There are no known methods of preventing varicose veins, but anyone at risk of developing varicose veins can take several sensible and conservative self-care steps to prevent them. These steps may slow the progression of symptoms, but do not treat the underlying cause of the disease.
Preventive measures include:
- Exercise – the more you move, the better the blood circulation in your legs. You may literally be able to walk or run away from vein disease. Check with your doctor before beginning a new exercise routine to determine the appropriate level for you.
- Keep your weight in check. Excess pounds mean excess pressure on your veins, so aim for a healthy weight. And watch what you eat, too. A low-salt, high-fiber diet can cut the swelling that results from water retention and constipation, plus it can help with weight loss.

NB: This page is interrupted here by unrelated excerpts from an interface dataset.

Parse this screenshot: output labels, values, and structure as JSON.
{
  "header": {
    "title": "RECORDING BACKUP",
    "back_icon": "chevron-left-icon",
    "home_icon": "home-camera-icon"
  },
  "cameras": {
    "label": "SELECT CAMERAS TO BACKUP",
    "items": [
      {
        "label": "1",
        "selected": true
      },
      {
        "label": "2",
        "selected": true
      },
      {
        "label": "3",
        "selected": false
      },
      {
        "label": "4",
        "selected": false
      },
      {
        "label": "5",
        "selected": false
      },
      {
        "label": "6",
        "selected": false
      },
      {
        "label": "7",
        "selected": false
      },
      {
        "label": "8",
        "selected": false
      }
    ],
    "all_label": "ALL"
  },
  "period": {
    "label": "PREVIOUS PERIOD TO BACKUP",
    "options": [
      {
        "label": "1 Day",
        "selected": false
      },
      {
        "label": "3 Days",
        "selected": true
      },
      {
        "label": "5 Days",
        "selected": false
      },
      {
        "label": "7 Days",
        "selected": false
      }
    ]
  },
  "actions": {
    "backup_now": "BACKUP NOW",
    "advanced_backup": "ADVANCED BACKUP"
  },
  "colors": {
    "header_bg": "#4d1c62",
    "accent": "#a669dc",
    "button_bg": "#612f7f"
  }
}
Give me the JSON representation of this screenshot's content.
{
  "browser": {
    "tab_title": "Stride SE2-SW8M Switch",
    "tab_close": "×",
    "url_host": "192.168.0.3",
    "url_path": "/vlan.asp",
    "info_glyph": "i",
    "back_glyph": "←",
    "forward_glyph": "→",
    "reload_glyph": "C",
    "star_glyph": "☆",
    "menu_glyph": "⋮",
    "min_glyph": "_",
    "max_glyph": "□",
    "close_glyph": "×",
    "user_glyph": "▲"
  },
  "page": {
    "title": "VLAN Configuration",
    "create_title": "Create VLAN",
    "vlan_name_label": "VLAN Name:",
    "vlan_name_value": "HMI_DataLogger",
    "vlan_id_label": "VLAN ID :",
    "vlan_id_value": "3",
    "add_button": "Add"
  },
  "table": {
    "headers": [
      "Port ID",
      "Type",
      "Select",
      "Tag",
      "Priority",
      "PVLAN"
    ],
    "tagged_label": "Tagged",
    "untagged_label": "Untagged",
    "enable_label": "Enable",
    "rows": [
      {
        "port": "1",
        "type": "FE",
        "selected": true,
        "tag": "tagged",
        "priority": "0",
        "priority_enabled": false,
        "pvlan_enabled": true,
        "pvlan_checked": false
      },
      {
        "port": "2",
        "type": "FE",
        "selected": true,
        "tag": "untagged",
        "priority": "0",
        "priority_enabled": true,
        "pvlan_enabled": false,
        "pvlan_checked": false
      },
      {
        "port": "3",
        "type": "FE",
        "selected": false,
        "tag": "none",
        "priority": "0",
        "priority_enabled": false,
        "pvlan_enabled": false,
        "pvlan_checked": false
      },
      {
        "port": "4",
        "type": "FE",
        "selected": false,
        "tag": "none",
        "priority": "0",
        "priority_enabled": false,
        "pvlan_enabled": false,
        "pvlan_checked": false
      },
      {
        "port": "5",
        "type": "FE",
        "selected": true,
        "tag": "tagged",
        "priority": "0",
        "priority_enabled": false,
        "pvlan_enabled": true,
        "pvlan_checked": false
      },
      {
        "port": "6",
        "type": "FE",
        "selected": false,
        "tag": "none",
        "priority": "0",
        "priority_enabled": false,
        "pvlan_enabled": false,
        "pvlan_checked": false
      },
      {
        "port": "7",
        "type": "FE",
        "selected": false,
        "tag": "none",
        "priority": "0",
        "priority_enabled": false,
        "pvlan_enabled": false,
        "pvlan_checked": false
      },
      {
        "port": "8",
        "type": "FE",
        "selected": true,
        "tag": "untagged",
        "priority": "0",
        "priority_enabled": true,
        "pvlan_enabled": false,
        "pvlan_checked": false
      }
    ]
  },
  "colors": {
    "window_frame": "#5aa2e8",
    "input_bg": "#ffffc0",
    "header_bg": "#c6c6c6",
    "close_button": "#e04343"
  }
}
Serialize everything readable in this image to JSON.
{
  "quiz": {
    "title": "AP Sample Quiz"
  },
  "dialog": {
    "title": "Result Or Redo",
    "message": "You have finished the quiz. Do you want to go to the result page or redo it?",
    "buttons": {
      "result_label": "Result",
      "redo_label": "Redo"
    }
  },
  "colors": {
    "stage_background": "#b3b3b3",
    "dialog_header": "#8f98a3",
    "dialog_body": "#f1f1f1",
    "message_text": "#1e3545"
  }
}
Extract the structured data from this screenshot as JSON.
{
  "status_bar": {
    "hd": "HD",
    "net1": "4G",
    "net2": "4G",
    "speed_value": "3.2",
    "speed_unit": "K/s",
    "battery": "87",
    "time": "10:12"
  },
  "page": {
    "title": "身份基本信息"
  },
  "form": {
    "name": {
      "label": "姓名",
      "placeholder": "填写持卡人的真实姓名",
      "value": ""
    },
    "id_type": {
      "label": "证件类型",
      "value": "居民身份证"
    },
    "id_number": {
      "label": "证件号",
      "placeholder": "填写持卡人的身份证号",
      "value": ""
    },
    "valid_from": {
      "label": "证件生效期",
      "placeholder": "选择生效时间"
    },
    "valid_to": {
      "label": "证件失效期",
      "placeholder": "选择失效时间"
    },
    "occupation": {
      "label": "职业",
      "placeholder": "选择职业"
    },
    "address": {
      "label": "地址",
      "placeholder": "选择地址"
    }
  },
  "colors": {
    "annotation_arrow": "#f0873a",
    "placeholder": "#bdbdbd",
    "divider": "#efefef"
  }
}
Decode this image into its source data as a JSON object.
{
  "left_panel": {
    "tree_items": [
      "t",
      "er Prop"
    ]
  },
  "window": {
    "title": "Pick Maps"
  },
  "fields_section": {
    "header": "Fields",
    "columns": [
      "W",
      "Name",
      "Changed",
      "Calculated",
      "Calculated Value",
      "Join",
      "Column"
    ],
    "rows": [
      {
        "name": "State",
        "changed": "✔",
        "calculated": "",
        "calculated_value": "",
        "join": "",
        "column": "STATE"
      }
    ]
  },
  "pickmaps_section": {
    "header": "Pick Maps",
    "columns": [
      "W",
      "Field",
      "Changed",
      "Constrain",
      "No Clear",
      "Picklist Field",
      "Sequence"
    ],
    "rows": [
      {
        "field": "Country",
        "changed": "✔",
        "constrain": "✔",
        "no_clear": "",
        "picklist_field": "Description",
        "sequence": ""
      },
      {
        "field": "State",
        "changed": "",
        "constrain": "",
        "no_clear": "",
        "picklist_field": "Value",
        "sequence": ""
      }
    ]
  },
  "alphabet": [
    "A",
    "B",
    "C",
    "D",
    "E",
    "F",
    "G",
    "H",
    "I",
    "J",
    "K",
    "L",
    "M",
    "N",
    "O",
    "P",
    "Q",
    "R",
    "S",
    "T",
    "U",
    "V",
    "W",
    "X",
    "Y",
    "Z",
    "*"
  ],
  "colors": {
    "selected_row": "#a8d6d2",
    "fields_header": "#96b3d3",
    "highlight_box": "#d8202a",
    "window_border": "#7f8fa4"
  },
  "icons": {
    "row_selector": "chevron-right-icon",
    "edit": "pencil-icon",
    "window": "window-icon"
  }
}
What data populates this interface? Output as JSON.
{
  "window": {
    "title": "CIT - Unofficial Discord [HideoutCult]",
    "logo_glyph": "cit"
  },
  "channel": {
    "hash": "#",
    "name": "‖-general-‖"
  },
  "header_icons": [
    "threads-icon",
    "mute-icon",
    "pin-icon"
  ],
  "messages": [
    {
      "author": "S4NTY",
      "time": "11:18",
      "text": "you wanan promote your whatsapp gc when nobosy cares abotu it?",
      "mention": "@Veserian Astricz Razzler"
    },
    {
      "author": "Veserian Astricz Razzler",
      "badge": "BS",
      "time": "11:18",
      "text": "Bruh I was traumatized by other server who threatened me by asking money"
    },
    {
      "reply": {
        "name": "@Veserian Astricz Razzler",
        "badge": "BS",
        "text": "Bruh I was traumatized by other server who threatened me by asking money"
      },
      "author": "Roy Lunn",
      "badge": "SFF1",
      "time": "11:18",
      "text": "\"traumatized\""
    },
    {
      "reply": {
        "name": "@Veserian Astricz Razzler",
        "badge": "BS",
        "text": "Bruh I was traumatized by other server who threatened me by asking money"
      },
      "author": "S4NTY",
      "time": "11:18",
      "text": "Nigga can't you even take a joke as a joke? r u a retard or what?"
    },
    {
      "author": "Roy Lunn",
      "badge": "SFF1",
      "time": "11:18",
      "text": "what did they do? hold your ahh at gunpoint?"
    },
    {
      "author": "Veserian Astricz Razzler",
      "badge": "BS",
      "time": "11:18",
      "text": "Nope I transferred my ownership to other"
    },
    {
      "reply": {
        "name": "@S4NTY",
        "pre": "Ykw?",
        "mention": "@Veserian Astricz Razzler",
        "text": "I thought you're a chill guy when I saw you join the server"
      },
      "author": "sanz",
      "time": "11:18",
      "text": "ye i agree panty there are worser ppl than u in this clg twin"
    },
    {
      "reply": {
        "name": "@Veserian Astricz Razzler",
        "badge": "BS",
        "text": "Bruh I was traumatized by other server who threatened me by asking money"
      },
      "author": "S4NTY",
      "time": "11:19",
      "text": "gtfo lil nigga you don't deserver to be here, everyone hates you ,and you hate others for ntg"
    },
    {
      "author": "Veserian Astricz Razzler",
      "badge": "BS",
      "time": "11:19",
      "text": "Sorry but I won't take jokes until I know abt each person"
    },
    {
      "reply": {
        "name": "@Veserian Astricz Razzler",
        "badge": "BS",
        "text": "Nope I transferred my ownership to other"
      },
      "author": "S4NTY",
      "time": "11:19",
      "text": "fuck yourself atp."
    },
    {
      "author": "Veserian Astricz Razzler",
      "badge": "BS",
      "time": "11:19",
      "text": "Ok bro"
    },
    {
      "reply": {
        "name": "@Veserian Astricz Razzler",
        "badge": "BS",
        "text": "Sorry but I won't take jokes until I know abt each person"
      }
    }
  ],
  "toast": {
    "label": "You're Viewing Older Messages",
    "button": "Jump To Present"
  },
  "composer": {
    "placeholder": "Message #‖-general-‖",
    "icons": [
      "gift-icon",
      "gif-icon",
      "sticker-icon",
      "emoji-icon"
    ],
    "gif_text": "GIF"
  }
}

- Go for comfort in your attire. Wear low heels instead of high heels. Not only are they vein friendly because they work calf muscles more, but they’re more comfortable overall. And nix tight clothes (like panty-leg girdles, uncomfortable footwear and tight hosiery) that cut off blood flow to your lower body.
- Pamper your legs whenever possible. Elevate your legs above heart level for short breaks several times daily to improve the blood circulation. Avoid long uninterrupted periods of standing or sitting, and forget about sitting with your legs crossed. Change your position often throughout the day to encourage blood flow, and make a point to move around at least every half-hour.
- Wear compression stockings. Often considered the first step in treating and preventing the progression of varicose veins and spider veins, compression stockings are usually required by insurance providers before moving on to other treatments. When worn all day, compression stockings help veins and leg muscles to move blood more efficiently by applying steady pressure. Medical grade stockings come in various types and brands and in a range of strengths, styles and colors to suit men and women alike. Medical grade stockings are available at most pharmacies, medical supply stores and online but may require a prescription from a physician. A proper measurement ensures the right size and fit (think strong, not tight).
- Medications to treat the discomfort of varicose veins and spider veins include nonsteroidal anti-inflammatory drugs (NSAIDs) and preparations of vitamins C and E. Pentoxifylline, a medication that is prescribed to treat circulatory problems in legs and feet, is sold under the brand name Trendar. Horse chestnut extract is an alternative treatment that has been used in Europe for years to treat circulatory problems in legs.
After following these suggestions, you may still be concerned about how your varicose veins or spider veins look and how your legs feel. If your symptoms progress to include swelling, heaviness, burning or tenderness, it’s time to see your doctor for treatment options.